- a two hour presentation by Thom Shanken of Waterloo, NY about his research into the world's oldest kite currently located at the Drachen Foundation in Seattle, WA. Thom Shanken, an expert in 16th century kites, was invited by the Drachen Foundation to examine the kite and make a detailed analysis of this amazing historical find. Thom presented slides and an interesting description of his work with the kite. Following this, a replica of the kite was constructed by the participants. The replica is detailed in the slide show below. The replica is now part of the collection of the Canadian Kite History Museum.
At the end of the day, the participants gathered for an informal evening meal and conversation about the events of the day.
A terrific slide show of the Kite History Symposium was prepared by Ted Shaw of the Great Lakes Kitefliers in Western New York state. My appreciation is extended to Ted for allowing me to share his photos of the event here.
The next Kite History Symposium sponsored by the Canadian Kite Museum will be held in October 2010. As details are announced I will provide a link to the information here.
Appreciation is extended to George Paisiovich for his outstanding work in support of the preservation of kite history and efforts to foster and disseminate knowledge of current kite history research work that is underway.
Carol and Wayne Campbell are owners of the Hila Outdoor Centre on the Ottawa River in Ontario, Canada. This twelve acre facility recently celebrated 25 years of science and nature education. The Hila Outdoor Centre has an excellent reputation for strong educational programs in the sciences.
One of the most innovative aspects of the Hila Centre's work is the outreach and followup program that Carol and Wayne employ using videos to support teachers, parents and students in learning.
Their video on making a kite is one of the best, short educational videos to assist teachers with some of the principles of kite flight. In addition, the step by step procedure for making a 'sled kite' is a sure way to achieve success with a classroom program in kite building.

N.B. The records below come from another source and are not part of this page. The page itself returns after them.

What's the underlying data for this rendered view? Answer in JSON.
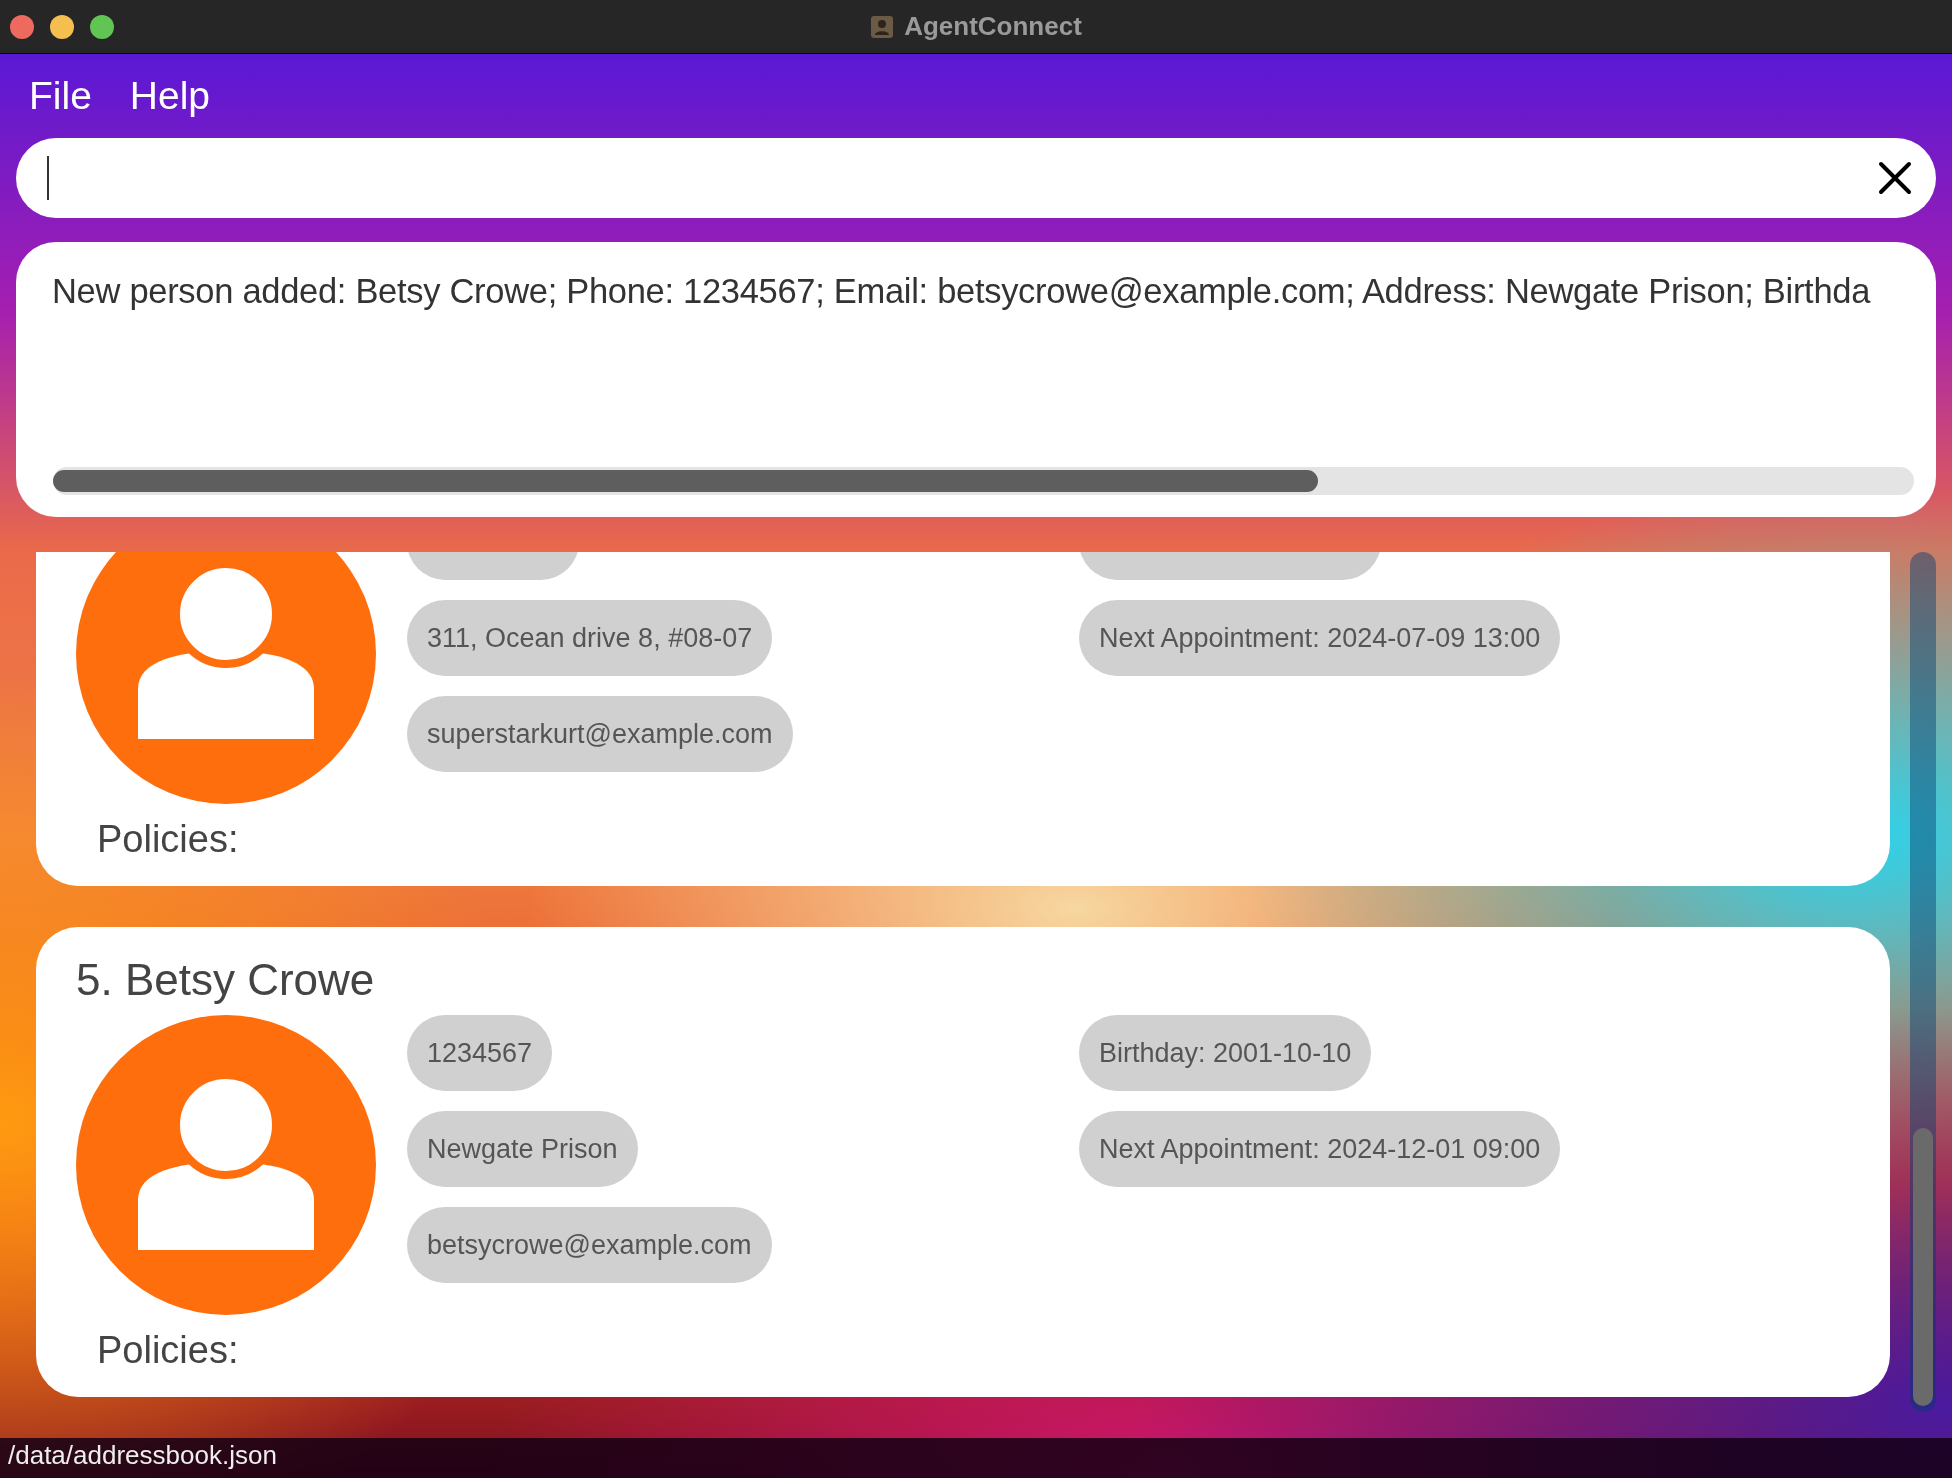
{
  "window": {
    "title": "AgentConnect"
  },
  "menu": [
    "File",
    "Help"
  ],
  "result": {
    "text": "New person added: Betsy Crowe; Phone: 1234567; Email: betsycrowe@example.com; Address: Newgate Prison; Birthda"
  },
  "persons": [
    {
      "left": [
        {
          "kind": "cut"
        },
        {
          "kind": "chip",
          "text": "311, Ocean drive 8, #08-07"
        },
        {
          "kind": "chip",
          "text": "superstarkurt@example.com"
        }
      ],
      "right": [
        {
          "kind": "cut"
        },
        {
          "kind": "chip",
          "text": "Next Appointment: 2024-07-09 13:00"
        }
      ],
      "policies_label": "Policies:"
    },
    {
      "name": "5. Betsy Crowe",
      "left": [
        {
          "kind": "chip",
          "text": "1234567"
        },
        {
          "kind": "chip",
          "text": "Newgate Prison"
        },
        {
          "kind": "chip",
          "text": "betsycrowe@example.com"
        }
      ],
      "right": [
        {
          "kind": "chip",
          "text": "Birthday: 2001-10-10"
        },
        {
          "kind": "chip",
          "text": "Next Appointment: 2024-12-01 09:00"
        }
      ],
      "policies_label": "Policies:"
    }
  ],
  "status_bar": {
    "path": "/data/addressbook.json"
  }
}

The kite that the Hila Outdoor Centre video features is the 'sled' kite. It is a simple to make, yet sure to fly kite that is excellent for educational purposes.

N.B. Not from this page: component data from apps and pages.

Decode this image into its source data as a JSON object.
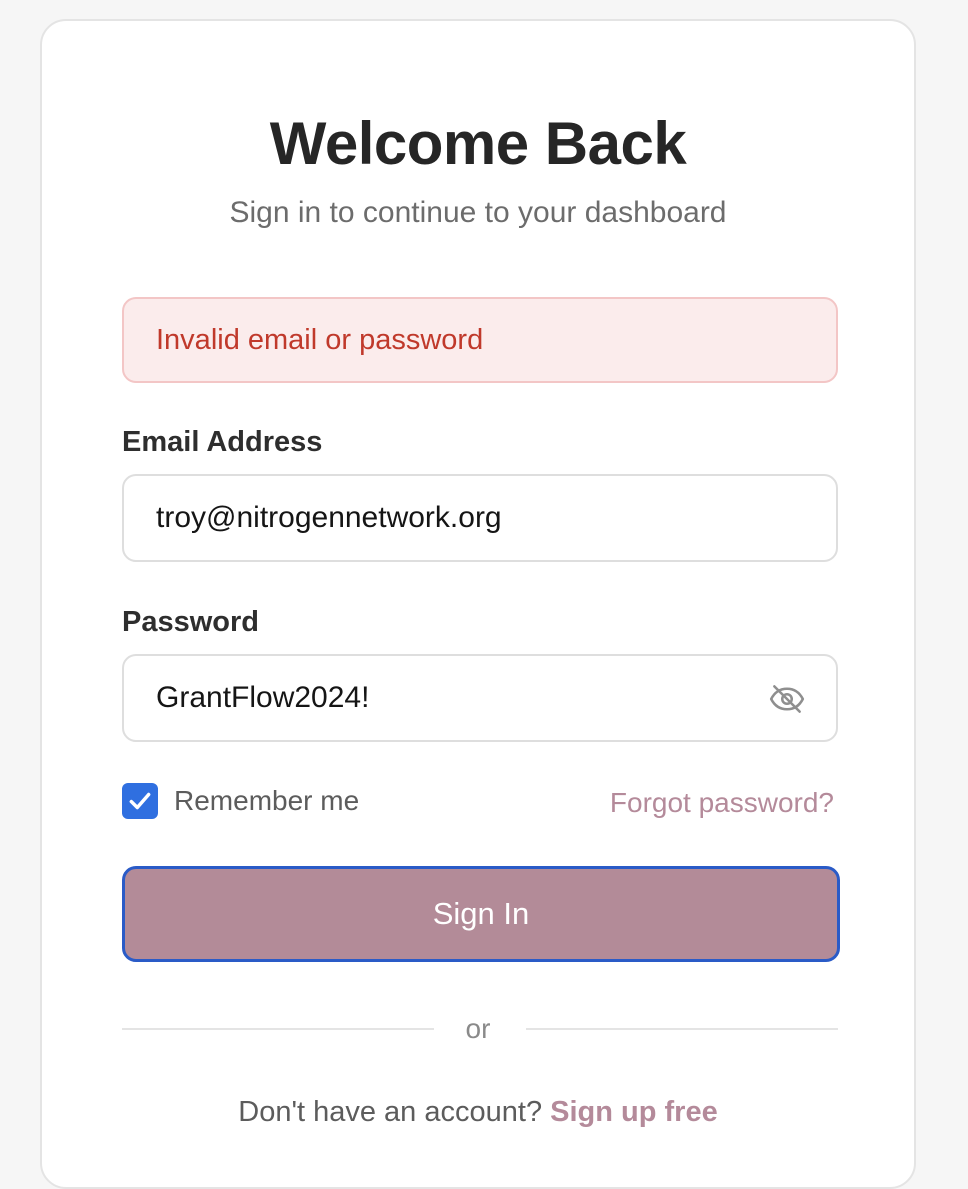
{
  "header": {
    "title": "Welcome Back",
    "subtitle": "Sign in to continue to your dashboard"
  },
  "alert": {
    "message": "Invalid email or password",
    "color": "#c0392b"
  },
  "form": {
    "email_label": "Email Address",
    "email_value": "troy@nitrogennetwork.org",
    "password_label": "Password",
    "password_value": "GrantFlow2024!",
    "password_toggle_icon": "eye-off-icon",
    "remember_label": "Remember me",
    "remember_checked": true,
    "forgot_label": "Forgot password?",
    "submit_label": "Sign In"
  },
  "divider": {
    "label": "or"
  },
  "footer": {
    "prompt": "Don't have an account?",
    "link_label": "Sign up free"
  },
  "colors": {
    "accent": "#b38b98",
    "focus_ring": "#2a5bc7",
    "checkbox": "#2f6fe0",
    "link": "#b48a9a",
    "error_bg": "#fbecec"
  }
}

Carol and Wayne's work was featured in a recent technology in education blog on the prestigious Edutopia website.
If you need additional information about using kites in the classroom, please contact me.
Blending traditional Chinese kitemaking skills and kite forms with recycled materials, Chinese kitemaker Han Fushan is making some very unique kites.
The traditional materials for Chinese kites range from silk and rice paper to fiber made from plants. Split bamboo, which is very flexible, is used for the framing. These materials have been the basis for Chinese kites for hundreds of years.
However, Han Fushan is adding a new element to the process: recycled plastic bags in many colours to replace the more expensive silk and rice paper.
In a feature story in the November 8, 2009 edition of New Tang Dynasty Television, Han Fushan's kiite making is shown with video of the kite maker and his wonderful creations.
Formerly a construction engineer who worked with architectural drawings, Han turned his skills into a new hobby, kite making, in 2000. To date he has created more than 600 original kites which he flies regularly in a park near his home.
Han's friends are saving bags for him and look forward to viewing his new creations on his daily morning outing in the park. He has gathered a regular following of spectators who sometimes assist him in launching his creations.
Han is a true kite artist and his kites, as shown in the video story on New Tang Dynasty Television, are creative, colourful and noteworthy.
The joy of kite making is evident in the work and the smile of Han Fushan.